Sometimes all you need is a good old Highland ramble. It’s in the DNA. For your ramble you will need:
- A train ticket to the Highlands
- Crags, peaks and winding footpaths
- Sensible rambling gear
- Romance in your heart
It’s not just Scottish people who love a ramble through the Highlands – millions of you have done so vicariously through books, TV shows and films. From Braveheart to Brigadoon, the Highlands has been the setting for an eclectic range of productions. And it goes without saying that many people visit Scotland because they have been inspired by their favourite book or film. Which is great!
One of the most successful novels of recent times to depict the Highlands is Outlander – and its subsequent sequels. Set largely in 18th century Scotland, this enormously successful series has sold upwards of 20 million copies worldwide. Unashamedly romantic, the love story at the heart of Outlander proves that old school chivalry still appeals to a modern audience. Now a hit TV show, this epic saga also traces the political upheaval from the Jacobite Risings all the way through to the American Revolution.
To get you up to speed on some of the historical events that inspired the books, here’s a brief history lesson.
Who were the Jacobites?
Outlander begins around the time of the Jacobite Rising of 1745. We follow the plight of Claire Randall, a nurse who is mysteriously swept back in time from 1946 to 1743. Seemingly stuck in the past, she meets the handsome Highlander Jamie Fraser. He is a brave soldier and Scottish landowner with Jacobite sympathies, educated in France and handy with a sword. But who were the Jacobites?
Jacobite simply means, in Latin, ‘supporter of James’. The James this refers to is James the VII of Scotland, the last Roman Catholic monarch to reign over the kingdoms of England, Scotland and Ireland. Invaded by his Protestant son-in-law in 1688 and subsequently overthrown, James was forced into exile in France. Still following?! Over the next sixty years James’ supporters would stage a series of rebellions with aim of restoring James and his heirs to the throne.
Sometimes romanticised, the Jacobite Risings were marked by divisive battles where many lives were lost. Despite the bloodshed, inspiring tales and characters have endured, such as Bonnie Prince Charlie, who also appears in Outlander.
Who was Bonnie Prince Charlie?

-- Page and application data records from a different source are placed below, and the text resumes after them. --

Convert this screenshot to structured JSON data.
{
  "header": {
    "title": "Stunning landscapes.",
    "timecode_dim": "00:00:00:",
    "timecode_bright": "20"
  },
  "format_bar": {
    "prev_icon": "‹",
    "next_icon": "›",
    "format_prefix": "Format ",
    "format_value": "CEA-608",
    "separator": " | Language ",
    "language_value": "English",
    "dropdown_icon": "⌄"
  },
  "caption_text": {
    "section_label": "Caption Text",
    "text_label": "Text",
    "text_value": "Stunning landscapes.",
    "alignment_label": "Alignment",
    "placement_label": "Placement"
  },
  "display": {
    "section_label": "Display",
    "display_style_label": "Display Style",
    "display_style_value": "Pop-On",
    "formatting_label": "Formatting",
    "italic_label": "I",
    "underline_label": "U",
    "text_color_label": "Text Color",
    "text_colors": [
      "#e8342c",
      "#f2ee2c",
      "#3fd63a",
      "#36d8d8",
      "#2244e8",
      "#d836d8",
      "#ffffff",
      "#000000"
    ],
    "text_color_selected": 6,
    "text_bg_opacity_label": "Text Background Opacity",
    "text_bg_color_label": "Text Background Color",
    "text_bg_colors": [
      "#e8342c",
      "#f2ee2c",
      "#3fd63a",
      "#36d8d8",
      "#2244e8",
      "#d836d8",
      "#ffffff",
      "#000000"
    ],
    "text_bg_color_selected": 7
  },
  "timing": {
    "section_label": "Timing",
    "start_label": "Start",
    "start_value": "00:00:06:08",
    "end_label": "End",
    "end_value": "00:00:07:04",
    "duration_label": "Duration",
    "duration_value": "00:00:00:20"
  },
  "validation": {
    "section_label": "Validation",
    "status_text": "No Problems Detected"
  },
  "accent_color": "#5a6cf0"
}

Prince Charles Edward Stuart, also known as ‘the Young Pretender’ was the grandson of King James VII. Raised in exile in Rome, his desire for military success and belief in his family’s right to the throne led him to plan an invasion of England to capture it. After a brief period in France where he tried to gain support for his endeavour, he landed in Scotland in 1745.
The Prince gained support from Highlanders and other factions and experienced some success in battle, eventually advancing into England. But he and his troops were forced to retreat, and Charles was eventually stopped at the tragic Battle of Culloden in 1746. After Culloden, Charles made his escape to Europe with the help of Jacobite heroine Flora Macdonald and lived the rest of his life in exile. The tale of his escape is now part of Scottish folklore. Those visiting Skye can find out more about this chapter of Scottish history by visiting the informative Skye Museum of Island Life.
In the Outlander novels, Charles develops a fictional friendship with Jamie Fraser. We witness the Prince scheming to reclaim the throne in France, before the decisive battles in Scotland and his eventual defeat. Find out more about Bonnie Prince Charlie.
What happened at the Battle of Culloden?
The Battle of Culloden was fought just east of Inverness on the 16 April, 1746. With an army of 5,000 Jacobites, Bonnie Prince Charlie fought against a Government army of 8,000 led by the Duke of Cumberland. The battle was the culmination of years of upheaval and political turmoil – the throne of Great Britain was at stake. Who fought, and why they fought, is complicated – a vast web of allegiances and loyalties.
One thing we can be certain of is that Culloden was a resounding defeat for the Jacobites. In less than an hour, around 1,500 men were slain – more than 1,000 of them Jacobites. It was the last pitched battle on British soil and influenced the course of history for decades to come. The aftermath of the battle saw many people arrested for treason and eventually the dissolution of the clan system in Scotland.
Visiting Culloden is a moving experience. Headstones mark the graves of hundreds of clansmen who gave their lives and an eerie silence often falls across Drumossie Moor.
Learn More About Outlander in Scotland
Fans of Outlander have been visiting historical sites mentioned in the novels since they were first published, but the television series has seen Outlander filming locations enjoy record visitor numbers. Below are some useful links to find out more and plan your own journey.
VisitScotland’s guide to Outlander filming locations and much more.
Discovering Bonnie Prince Charlie and the Jacobites.
A behind the scenes look at Culloden Battlefield and other aspects of Scottish history.
A look at Outlander locations near Inverness.